Pheasants often set their wings and plane down from great heights, too, the foreshortened angle making them much harder to read for speed. Given the factors ranged against our accurate judgement of speed, it is a wonder that we hit anything at all.
Old wildfowlers will often advise newcomers to goose shooting to “treat the head of the goose like a teal” because the same illusion of pheasant and partridge is true for wildfowl, only to a much greater degree.
A large goose appears to be a cumbersome, slow-moving object until you put your muzzle up to the bird and realise how fast they can be going when they are in range. Teal, it might surprise some, are regarded as one of the slower duck, averaging around 30mph to 35mph, but it reinforces the point that size can lead to an optical illusion.
Mallard, according to research, regularly clock more than 50mph and pintail even faster. The fastest duck ever recorded was a red-breasted merganser that was followed by an aeroplane in the US. The bird achieved an airspeed of 100mph.
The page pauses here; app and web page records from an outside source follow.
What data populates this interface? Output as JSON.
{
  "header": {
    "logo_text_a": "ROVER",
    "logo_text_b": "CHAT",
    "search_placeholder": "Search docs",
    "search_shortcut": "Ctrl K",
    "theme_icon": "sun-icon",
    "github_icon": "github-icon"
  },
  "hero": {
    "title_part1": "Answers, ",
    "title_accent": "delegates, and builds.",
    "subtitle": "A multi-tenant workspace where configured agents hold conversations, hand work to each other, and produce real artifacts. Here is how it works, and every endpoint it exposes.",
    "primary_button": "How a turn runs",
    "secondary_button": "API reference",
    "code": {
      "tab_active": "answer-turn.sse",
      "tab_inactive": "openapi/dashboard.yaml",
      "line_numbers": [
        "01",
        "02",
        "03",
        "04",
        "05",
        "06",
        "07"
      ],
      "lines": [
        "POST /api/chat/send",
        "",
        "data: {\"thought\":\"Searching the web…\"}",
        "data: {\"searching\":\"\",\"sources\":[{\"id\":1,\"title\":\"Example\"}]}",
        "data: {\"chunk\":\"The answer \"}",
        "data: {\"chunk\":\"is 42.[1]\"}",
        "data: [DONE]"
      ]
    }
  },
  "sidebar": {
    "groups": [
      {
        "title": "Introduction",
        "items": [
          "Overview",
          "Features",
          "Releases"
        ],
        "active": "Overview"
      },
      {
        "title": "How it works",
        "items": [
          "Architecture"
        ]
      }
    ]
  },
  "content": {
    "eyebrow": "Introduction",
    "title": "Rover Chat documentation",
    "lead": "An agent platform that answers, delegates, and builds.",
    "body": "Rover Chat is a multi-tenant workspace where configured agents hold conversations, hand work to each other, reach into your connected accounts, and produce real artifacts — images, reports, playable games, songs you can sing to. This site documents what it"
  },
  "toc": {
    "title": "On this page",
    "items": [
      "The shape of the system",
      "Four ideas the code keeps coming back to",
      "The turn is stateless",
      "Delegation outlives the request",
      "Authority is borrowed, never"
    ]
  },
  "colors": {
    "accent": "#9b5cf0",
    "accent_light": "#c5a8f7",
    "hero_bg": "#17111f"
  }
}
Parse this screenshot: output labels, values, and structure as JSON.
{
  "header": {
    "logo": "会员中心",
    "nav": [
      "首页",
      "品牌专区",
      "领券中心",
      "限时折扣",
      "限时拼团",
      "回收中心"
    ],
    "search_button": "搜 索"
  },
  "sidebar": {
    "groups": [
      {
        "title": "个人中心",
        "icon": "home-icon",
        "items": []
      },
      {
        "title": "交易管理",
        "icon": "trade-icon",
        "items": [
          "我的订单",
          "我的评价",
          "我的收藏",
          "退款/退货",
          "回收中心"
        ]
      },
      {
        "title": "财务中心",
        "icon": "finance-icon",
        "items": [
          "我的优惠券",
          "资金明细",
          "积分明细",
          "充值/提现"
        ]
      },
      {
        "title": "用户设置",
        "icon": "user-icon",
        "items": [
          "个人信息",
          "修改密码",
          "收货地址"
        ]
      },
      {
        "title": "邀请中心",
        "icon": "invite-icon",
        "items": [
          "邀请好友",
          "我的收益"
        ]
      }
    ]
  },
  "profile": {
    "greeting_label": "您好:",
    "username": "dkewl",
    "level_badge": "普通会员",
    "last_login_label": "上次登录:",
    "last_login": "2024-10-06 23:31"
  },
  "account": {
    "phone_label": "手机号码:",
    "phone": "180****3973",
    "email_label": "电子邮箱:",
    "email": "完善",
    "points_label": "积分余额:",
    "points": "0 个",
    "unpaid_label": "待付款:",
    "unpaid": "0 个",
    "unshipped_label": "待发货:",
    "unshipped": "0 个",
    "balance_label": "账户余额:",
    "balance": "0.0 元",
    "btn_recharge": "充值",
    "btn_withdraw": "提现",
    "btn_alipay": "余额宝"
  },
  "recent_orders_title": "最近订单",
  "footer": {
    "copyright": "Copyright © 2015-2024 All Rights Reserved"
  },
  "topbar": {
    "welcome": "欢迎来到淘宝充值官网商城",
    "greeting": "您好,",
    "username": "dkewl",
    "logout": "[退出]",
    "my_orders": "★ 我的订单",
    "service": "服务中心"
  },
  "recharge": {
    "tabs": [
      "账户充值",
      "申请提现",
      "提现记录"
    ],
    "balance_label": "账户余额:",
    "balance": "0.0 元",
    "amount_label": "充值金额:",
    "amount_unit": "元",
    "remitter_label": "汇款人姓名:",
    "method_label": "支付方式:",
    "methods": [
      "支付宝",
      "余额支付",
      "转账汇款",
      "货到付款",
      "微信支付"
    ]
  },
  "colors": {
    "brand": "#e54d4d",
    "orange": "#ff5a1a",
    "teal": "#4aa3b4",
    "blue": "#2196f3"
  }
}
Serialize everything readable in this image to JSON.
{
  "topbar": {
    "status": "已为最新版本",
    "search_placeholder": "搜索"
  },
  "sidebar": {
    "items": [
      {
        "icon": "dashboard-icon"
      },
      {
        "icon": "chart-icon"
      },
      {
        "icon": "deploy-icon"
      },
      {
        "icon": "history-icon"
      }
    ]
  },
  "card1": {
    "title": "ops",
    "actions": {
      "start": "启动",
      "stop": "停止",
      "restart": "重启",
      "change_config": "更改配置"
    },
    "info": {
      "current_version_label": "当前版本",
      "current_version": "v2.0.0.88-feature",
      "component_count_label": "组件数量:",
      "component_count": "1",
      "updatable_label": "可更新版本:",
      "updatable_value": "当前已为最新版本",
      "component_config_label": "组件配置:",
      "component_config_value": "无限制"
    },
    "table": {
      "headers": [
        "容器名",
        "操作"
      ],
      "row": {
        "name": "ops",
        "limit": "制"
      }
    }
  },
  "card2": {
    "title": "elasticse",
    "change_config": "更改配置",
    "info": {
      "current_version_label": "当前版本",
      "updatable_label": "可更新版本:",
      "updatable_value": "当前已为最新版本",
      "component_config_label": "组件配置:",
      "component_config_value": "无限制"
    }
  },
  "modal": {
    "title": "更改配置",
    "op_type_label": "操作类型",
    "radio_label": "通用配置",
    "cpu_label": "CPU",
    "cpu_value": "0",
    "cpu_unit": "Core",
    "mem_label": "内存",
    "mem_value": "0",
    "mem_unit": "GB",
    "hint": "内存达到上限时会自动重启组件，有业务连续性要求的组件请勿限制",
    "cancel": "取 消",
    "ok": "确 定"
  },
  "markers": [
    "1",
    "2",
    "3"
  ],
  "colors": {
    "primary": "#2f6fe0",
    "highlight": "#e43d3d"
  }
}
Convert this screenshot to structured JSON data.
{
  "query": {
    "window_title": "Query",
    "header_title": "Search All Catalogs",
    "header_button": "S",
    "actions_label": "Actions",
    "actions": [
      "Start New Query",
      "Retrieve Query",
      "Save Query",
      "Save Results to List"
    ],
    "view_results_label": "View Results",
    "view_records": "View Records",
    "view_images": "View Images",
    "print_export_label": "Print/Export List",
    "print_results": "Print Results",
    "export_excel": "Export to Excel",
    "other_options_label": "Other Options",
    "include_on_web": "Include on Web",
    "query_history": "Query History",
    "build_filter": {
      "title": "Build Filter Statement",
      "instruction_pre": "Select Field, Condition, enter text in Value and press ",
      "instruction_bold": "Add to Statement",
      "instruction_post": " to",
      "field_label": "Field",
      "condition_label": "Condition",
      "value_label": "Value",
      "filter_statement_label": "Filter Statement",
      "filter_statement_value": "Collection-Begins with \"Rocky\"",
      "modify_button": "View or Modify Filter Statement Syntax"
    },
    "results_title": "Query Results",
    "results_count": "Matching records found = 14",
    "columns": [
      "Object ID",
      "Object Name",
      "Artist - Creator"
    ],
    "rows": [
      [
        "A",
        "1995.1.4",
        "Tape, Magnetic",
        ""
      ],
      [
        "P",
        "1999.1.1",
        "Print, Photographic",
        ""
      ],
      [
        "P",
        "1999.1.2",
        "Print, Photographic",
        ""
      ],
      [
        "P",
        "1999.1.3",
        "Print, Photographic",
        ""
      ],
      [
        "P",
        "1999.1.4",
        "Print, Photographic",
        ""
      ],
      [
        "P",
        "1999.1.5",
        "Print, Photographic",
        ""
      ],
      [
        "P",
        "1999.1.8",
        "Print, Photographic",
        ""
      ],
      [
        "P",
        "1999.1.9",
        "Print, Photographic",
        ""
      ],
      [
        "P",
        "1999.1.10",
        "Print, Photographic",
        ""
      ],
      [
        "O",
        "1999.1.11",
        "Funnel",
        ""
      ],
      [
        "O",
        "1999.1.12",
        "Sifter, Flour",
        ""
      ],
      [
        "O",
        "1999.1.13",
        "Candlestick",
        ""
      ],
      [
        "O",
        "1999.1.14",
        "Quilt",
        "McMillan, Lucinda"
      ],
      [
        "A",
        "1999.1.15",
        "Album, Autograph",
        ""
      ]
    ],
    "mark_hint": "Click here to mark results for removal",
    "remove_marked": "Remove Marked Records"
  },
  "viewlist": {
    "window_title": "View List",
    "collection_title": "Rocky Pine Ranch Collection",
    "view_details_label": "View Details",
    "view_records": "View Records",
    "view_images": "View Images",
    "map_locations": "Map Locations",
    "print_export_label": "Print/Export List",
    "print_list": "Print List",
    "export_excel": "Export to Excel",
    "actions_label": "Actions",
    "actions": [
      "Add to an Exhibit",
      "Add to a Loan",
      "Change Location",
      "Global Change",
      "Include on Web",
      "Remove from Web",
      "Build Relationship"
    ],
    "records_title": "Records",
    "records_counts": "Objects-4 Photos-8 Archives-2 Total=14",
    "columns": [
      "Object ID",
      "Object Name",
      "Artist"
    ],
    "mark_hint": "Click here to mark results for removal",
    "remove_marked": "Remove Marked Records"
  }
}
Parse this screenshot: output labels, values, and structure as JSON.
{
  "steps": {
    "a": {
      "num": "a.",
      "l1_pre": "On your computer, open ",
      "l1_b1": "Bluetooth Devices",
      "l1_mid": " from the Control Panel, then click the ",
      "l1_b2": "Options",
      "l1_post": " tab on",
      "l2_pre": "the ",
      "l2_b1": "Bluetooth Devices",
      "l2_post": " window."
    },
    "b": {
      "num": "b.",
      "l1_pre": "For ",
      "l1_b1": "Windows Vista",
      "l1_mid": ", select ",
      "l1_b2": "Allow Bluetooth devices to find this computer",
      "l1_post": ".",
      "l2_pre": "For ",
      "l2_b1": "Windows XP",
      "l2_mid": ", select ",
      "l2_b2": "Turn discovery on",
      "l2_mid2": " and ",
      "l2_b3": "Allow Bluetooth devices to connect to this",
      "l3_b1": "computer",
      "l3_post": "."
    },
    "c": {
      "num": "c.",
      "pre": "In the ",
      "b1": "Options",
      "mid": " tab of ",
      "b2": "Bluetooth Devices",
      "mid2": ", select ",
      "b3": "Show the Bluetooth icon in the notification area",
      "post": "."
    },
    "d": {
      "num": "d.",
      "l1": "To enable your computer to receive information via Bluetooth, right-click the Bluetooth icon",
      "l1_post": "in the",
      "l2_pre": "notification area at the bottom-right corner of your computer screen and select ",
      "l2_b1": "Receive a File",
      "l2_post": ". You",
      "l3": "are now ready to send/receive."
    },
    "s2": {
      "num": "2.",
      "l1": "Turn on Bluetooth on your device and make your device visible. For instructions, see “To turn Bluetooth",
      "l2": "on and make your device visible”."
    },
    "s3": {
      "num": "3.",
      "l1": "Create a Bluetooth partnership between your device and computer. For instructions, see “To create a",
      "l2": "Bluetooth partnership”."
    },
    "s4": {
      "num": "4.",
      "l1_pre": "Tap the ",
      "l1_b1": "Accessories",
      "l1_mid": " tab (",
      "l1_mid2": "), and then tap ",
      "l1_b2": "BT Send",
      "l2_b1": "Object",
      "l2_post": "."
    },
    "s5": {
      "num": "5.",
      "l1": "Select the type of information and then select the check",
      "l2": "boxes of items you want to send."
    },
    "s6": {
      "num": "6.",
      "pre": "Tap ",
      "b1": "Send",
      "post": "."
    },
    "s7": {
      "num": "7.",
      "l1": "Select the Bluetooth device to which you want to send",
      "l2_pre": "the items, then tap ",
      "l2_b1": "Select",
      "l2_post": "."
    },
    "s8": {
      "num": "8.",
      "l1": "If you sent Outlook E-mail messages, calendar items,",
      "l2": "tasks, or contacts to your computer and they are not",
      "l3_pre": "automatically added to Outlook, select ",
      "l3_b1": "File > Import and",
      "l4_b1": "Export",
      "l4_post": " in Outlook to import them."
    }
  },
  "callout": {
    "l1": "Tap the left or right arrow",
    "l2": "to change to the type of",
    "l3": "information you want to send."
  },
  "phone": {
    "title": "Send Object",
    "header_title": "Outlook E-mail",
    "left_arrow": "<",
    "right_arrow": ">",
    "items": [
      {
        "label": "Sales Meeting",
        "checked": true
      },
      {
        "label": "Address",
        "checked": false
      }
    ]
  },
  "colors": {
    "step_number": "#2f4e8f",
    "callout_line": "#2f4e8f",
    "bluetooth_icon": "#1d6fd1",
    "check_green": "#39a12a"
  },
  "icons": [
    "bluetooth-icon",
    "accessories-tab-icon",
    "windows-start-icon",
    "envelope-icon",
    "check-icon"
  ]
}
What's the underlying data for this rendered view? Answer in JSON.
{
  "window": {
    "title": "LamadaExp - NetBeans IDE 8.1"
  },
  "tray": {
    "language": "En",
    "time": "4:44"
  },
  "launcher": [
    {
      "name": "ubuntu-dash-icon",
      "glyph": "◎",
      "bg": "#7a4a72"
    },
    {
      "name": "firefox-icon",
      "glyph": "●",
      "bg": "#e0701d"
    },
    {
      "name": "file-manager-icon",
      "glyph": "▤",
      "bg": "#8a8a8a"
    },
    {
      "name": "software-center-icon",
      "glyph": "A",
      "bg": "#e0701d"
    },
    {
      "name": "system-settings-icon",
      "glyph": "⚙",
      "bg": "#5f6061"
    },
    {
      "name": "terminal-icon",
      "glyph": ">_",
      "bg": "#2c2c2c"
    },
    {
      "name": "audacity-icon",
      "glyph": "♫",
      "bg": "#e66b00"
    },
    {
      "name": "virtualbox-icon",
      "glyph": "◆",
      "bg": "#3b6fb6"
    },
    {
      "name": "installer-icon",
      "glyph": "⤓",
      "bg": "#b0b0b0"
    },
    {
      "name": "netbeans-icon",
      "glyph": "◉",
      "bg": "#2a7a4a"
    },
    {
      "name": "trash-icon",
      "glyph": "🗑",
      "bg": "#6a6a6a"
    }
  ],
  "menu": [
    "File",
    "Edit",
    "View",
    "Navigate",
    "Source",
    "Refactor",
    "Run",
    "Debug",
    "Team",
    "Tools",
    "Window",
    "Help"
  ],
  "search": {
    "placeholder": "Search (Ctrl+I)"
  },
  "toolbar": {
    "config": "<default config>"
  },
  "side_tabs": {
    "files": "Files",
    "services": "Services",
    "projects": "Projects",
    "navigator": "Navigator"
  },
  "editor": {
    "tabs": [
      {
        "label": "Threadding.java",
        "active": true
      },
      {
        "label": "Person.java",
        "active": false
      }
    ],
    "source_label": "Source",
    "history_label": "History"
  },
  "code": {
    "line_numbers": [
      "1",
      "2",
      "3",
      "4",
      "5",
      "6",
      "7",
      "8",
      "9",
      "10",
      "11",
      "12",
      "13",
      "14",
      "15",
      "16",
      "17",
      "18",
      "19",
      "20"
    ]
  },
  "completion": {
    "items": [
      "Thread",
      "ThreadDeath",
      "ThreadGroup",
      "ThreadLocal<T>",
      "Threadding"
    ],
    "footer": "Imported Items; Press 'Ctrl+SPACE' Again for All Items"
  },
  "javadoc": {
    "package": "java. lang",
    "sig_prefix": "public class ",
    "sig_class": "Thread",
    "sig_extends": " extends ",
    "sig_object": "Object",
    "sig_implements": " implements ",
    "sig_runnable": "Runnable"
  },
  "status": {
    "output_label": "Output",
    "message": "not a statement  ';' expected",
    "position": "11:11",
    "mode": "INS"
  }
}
Waders are also considered to be great speed merchants, though snipe and woodcock are very different animals. The small size of the snipe ensures we have problems picking it up clearly as it first raucously flushes from the sedge and it often appears as a blur in the open landscape.
Its countermeasure to predation is to jink low and often, before rising high to disappear into the expanse of sky. It makes it look incredibly fast and gave rise to the eponymous term for all accurate shooters, especially in the military, but the reason they are difficult to shoot is not necessarily speed alone. In May 2000, biologists tagged 10 snipe and tracked them migrating from Sweden to sub-Saharan Africa. The 4,200-mile journey took them only two days at an average cruising speed of 60mph.
A right-and-left of a woodcock is considered one of the hardest, but not necessarily for their speed as they are often regarded as comparatively slow-flying birds. Their defence is camouflage, a wide field of vision and the ability to jink through dense woodland. What they lack in speed they make up for in agility, but the action often happens close to the Gun and their rapid change of direction means we may underestimate their true speed and line. When they put real effort into straight-line flight as they clear a block of woodland, their top speed becomes clear and is faster than commonly supposed, but they tend not to rely on it as moving in a straight line makes them predictable for a predator.
Though some of the best Shots say that down-wind teal on the foreshore are up there with late-season grouse in the teeth of a gale for difficulty, they also consider the second bird of a right-and-left at pigeon to be as difficult a shot in a good wind.
You can see why when roost shooting as your first bird tumbles through the treetops on a windy February night. You go looking for the bird that was in formation with it for the second of a memorable brace, only to find the incredible agility of the woodpigeon means that with a deft flick of the wing and flare of the tail, it has caught the full force of the wind and doubled its speed to escape. Any shot is likely to punch a hole in the evening sky, nothing more.
Speed of birds matters as much as line and angle, but for athleticism and the ease with which they harness the power of the wind, I have to give the humble woodpigeon the laurels for their all-round flying ability. ‘‘“Given the factors ranged against accurate judgement of speed, it is a wonder that we hit anything at all